**Description of the task:** Strip out all images, then restate the data verbatim.

=======

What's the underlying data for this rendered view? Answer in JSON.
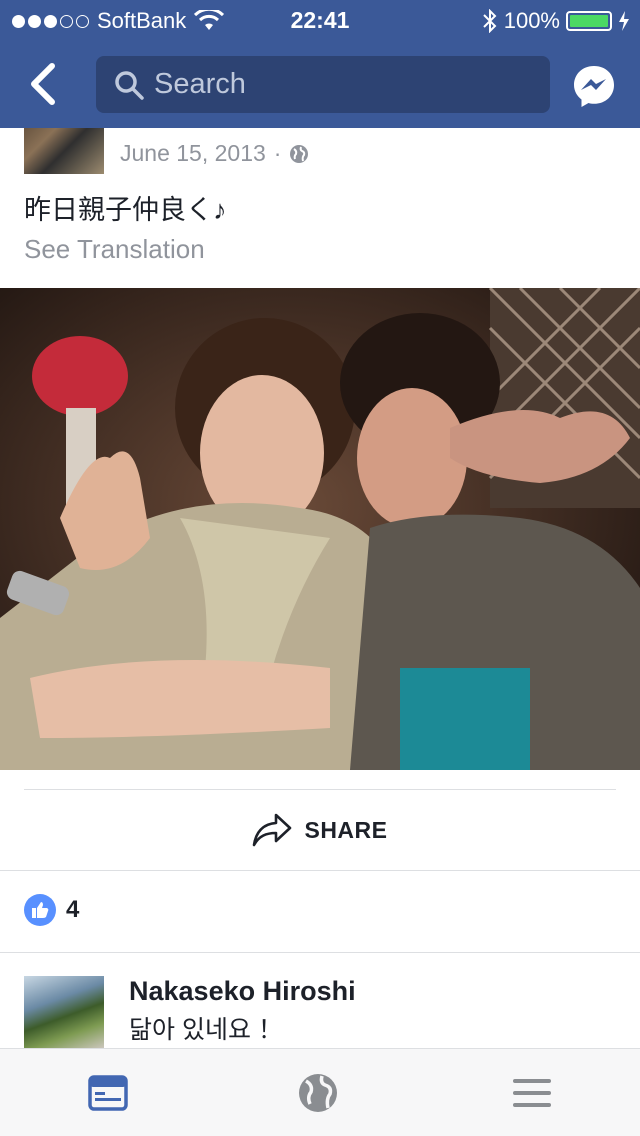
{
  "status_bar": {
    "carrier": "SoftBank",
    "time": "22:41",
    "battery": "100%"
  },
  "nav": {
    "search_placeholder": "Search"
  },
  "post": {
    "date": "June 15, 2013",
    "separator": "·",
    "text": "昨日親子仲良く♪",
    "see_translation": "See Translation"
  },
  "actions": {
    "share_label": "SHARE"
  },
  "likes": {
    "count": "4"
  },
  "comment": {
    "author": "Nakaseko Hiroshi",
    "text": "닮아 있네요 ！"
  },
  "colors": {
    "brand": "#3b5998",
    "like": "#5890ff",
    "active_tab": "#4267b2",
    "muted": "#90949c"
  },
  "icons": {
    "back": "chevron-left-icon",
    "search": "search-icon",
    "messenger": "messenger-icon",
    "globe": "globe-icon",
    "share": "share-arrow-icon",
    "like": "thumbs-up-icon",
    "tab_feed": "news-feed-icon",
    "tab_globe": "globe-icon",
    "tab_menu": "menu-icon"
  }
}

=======

**Result of the task:**
What's the underlying data for this rendered view? Answer in JSON.
{
  "status_bar": {
    "carrier": "SoftBank",
    "time": "22:41",
    "battery": "100%"
  },
  "nav": {
    "search_placeholder": "Search"
  },
  "post": {
    "date": "June 15, 2013",
    "separator": "·",
    "text": "昨日親子仲良く♪",
    "see_translation": "See Translation"
  },
  "actions": {
    "share_label": "SHARE"
  },
  "likes": {
    "count": "4"
  },
  "comment": {
    "author": "Nakaseko Hiroshi",
    "text": "닮아 있네요 ！"
  },
  "colors": {
    "brand": "#3b5998",
    "like": "#5890ff",
    "active_tab": "#4267b2",
    "muted": "#90949c"
  },
  "icons": {
    "back": "chevron-left-icon",
    "search": "search-icon",
    "messenger": "messenger-icon",
    "globe": "globe-icon",
    "share": "share-arrow-icon",
    "like": "thumbs-up-icon",
    "tab_feed": "news-feed-icon",
    "tab_globe": "globe-icon",
    "tab_menu": "menu-icon"
  }
}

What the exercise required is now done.